There have been no buyers for the N182billion assets obtained by the Asset Management Corporation of Nigeria (AMCON) from debt resolution, the organisation said yesterday.
AMCON Managing Director Ahmed Kuru, speaking in Lagos at the two-day retreat on AMCON Act Amendment Bill, attended by members of the Senate Committee on Banking, Insurance and other Financial Institutions, said: “Our ability to successfully divest these assets at competitive market price, is severely hampered by several factors including valuation methodology, unperfected title documents, state of the economy, purchasing power.
“The third challenge is the uncooperative attitudes of select obligors who are either unwilling and/or unable to settle their indebtedness. Such debtors prefer to resort to all manner of diversionary tactics as opposed to dealing with the problem of their indebtedness. It sees most of them are buying time, to where we do not know”.
The AMCON boss said the N4.8 trillion bad loans owed to the corporation represent 55 per cent of the 2018 budget.
He said given the current demands on the Federal Government, it is doubtful that it can afford to expense AMCON’s debt in the short term.
Kuru reminded the Senate Committee on Banking, Insurance and other Financial Institutions that the ramifications for failure by AMCON to recover its debt go beyond economic cost.
“It was for that reason, AMCON, after seven years of negotiating with the obligors with no commensurate recovery result, has decided to change its strategy, which now pays strict attention to enforcements as a way of compelling especially the recalcitrant obligors to come and pay up their debts,” he said.
To achieve this however, Kuru said the Corporation will be heavily dependent on the legislature, most especially members of the committee to facilitate the amendment of the AMCON Act since most obligors of AMCON that are politically exposed and business heavyweights now employ different antics in law to tie the Corporation up in courts.
Further highlighting other challenges faced by the Corporation, the AMCON CEO, again said: “One of the major areas for amendment is the matter of vesting proprietary interest of all collateral assets acquired by AMCON from commercial banks. The proposed amendment will have retrospective effect. The vesting of proprietary interest of all collateral assets in the resolution vehicle was implemented in Malaysia and was instrumental to their success in recovering debt obligations”.

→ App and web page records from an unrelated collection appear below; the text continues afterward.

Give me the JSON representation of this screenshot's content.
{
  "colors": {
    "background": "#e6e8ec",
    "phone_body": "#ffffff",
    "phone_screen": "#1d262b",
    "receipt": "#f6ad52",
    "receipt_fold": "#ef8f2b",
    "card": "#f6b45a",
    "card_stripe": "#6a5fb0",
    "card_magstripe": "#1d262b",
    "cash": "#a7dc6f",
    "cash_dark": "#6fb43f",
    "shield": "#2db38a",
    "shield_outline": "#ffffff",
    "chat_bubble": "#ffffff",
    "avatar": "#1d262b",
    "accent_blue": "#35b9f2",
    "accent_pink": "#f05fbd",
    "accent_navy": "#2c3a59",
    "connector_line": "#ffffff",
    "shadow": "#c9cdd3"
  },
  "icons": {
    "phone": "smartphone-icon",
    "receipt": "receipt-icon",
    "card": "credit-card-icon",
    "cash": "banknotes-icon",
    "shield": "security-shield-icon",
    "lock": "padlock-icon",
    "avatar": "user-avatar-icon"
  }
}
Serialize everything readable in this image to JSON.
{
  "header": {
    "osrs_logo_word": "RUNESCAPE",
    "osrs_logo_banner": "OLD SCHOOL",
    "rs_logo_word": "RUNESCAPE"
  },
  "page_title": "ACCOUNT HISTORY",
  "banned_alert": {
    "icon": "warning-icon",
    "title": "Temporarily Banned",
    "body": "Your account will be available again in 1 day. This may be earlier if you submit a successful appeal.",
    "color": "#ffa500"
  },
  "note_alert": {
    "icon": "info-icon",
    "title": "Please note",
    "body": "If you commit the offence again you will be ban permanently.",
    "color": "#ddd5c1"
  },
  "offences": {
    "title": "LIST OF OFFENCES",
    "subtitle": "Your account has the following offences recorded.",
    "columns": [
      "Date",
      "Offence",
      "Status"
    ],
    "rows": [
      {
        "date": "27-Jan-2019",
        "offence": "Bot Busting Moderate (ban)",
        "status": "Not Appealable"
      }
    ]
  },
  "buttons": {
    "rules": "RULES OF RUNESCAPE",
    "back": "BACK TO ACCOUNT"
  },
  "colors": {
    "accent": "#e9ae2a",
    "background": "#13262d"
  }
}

Chairman, Senate Committee on Banking, Insurance and other Financial Institutions, Senator Rafiu Adebayo Ibrahim, said Nigeria could be made great again, if the legislature empowers AMCON to go after recalcitrant obligors.
He described this as the only way AMCON coulod meet its mandate of achieving the tough mandate for which it was set up in 2010.
He hinted that the Senate,as part of its oversight functions, had decided that AMCON must be given all the support required to perform as expected by all Nigerians.
He urged the AMCON management to collaborate with the Federal Ministry of Finance, the Central Bank of Nigeria (CBN) and the office of the Attorney General of the Federation to propose that the President issue an Executive Order on seizure of assets of persons who are indebted to AMCON.